Problem requirements:
Return the data given below exactly as it appears.

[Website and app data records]
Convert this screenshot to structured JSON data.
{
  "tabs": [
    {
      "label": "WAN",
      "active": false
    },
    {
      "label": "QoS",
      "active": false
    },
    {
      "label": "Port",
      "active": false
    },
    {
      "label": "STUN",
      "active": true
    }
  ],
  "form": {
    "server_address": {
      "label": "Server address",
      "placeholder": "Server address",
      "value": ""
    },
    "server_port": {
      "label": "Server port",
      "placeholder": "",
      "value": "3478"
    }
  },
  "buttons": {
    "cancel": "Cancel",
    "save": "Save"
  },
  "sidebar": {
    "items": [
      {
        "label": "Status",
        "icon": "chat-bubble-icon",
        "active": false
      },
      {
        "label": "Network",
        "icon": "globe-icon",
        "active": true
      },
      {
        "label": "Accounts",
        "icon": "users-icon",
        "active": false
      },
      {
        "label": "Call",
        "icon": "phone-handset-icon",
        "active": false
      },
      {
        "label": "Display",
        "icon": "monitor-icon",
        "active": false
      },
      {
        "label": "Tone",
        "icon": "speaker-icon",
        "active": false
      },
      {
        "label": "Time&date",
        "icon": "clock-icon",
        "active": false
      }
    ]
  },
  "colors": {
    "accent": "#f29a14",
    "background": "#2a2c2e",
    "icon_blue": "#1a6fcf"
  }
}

Output of the exercise:
Convert this screenshot to structured JSON data.
{
  "tabs": [
    {
      "label": "WAN",
      "active": false
    },
    {
      "label": "QoS",
      "active": false
    },
    {
      "label": "Port",
      "active": false
    },
    {
      "label": "STUN",
      "active": true
    }
  ],
  "form": {
    "server_address": {
      "label": "Server address",
      "placeholder": "Server address",
      "value": ""
    },
    "server_port": {
      "label": "Server port",
      "placeholder": "",
      "value": "3478"
    }
  },
  "buttons": {
    "cancel": "Cancel",
    "save": "Save"
  },
  "sidebar": {
    "items": [
      {
        "label": "Status",
        "icon": "chat-bubble-icon",
        "active": false
      },
      {
        "label": "Network",
        "icon": "globe-icon",
        "active": true
      },
      {
        "label": "Accounts",
        "icon": "users-icon",
        "active": false
      },
      {
        "label": "Call",
        "icon": "phone-handset-icon",
        "active": false
      },
      {
        "label": "Display",
        "icon": "monitor-icon",
        "active": false
      },
      {
        "label": "Tone",
        "icon": "speaker-icon",
        "active": false
      },
      {
        "label": "Time&date",
        "icon": "clock-icon",
        "active": false
      }
    ]
  },
  "colors": {
    "accent": "#f29a14",
    "background": "#2a2c2e",
    "icon_blue": "#1a6fcf"
  }
}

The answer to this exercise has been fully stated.